Exercise: Find and copy every line in the records that includes the string "result".

[Data extracted from a collection]
###
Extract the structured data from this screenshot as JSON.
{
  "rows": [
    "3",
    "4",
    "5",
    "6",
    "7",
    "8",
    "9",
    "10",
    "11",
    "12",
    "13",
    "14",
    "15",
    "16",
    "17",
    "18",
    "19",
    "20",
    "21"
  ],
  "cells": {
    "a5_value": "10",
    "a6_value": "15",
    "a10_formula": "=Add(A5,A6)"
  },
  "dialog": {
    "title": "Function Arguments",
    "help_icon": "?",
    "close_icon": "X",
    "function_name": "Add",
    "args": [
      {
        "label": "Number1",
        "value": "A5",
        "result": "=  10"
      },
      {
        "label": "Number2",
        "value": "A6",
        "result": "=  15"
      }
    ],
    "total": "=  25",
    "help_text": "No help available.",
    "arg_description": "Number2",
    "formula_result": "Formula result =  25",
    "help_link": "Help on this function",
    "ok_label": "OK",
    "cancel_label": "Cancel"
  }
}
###
Task solution:
        "result": "=  10"
        "result": "=  15"
    "formula_result": "Formula result =  25",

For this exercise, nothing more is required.